Decision Aids in Diabetes: Helpful, Easy to Use, Free
The cornerstone of working with patients is sharing decision-making and presenting information in a way that helps patients understand the risks and benefits of various choices.
Expanding the pharmacist's role in diabetes care can lead to improved outcomes for patients. The cornerstone of working with patients is sharing decision-making and presenting information in a way that helps patients understand the risks and benefits of various choices.
Canadian pharmacists have become involved in a publicly-funded program that reimburses them for medication review and diabetes education for patients who have type 1 or type 2 diabetes. This program, MedsCheckDiabetes, has delivered pharmaceutical care directly to more than 400,000 Ontario residents since 2010. That represents half of the population of residents who have diabetes.
Pharmacists involved in this program have published an article in the Canadian Journal of Diabetes that describes a new initiative to incorporate a decision aid for patients into their medication review and diabetes education. The authors asked for pharmacists' perceptions of the tool.
This initiative uses a decision-making tool developed by the Mayo Clinic in Rochester, Minnesota. Although the Mayo Clinic initially designed these tools for use in the physician's office with patients, the tool could be used by other clinicians.

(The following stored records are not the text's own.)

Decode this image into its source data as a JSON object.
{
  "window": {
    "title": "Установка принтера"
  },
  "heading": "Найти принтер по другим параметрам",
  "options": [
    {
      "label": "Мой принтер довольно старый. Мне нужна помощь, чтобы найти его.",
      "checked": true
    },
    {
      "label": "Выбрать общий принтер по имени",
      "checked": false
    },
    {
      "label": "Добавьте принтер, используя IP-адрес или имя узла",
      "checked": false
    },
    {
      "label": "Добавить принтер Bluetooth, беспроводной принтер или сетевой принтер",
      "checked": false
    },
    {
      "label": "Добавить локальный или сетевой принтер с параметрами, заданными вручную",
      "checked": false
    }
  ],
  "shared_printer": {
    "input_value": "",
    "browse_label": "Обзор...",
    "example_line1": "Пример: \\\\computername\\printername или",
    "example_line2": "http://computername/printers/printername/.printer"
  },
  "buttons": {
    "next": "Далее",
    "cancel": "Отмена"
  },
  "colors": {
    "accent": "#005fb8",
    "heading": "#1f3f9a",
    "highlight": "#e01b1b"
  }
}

An interesting finding was that most pharmacists had no idea what decision aids were or how they could be used. In addition, none of the pharmacists included in the study had used decision aids in their practice.
However, some pharmacists did use pictures and graphics to explain diabetes and help patients make decisions. Although these are not formal decision aids, they do help patients understand their diabetes better.
Pharmacists indicated that the decision aid presented a considerable amount of information and could help stimulate discussion. They also praised the tool's simplicity and patient-friendly language.
Pharmacists also identified the tool's limitations. They indicated that to be used best, pharmacists would need to have a good, solid understanding of diabetes and its management. They also found that for some patients, the tool would be too general and failed to address unique treatment concerns. They also indicated that the tool did not address drug interactions.
Overall, these pharmacists indicated that adding a decision aid to their consultation process could improve discussion about diabetes in general and medication selection specifically. They also indicated that the decision aid would be best used when modifying existing medications are adding new therapies.
Pharmacists can find the entire suite of Mayo Clinic shared decision-making tools at https://shareddecisions.mayoclinic.org/decision-aid-information/decision-aids-for-chronic-disease/diabetes-medication-management/. They are available in English and Spanish, and Mayo Clinic offers specific aids for HbA1c reduction, daily routine, low blood sugar, cost, daily sugar testing, and weight management.
Verweel L, Gionfriddo MR, MacCallum L, et al. Community pharmacists' perspectives of a decision aid for managing type 2 diabetes in Ontario. Can J Diabetes. 2017;41(6):587-595.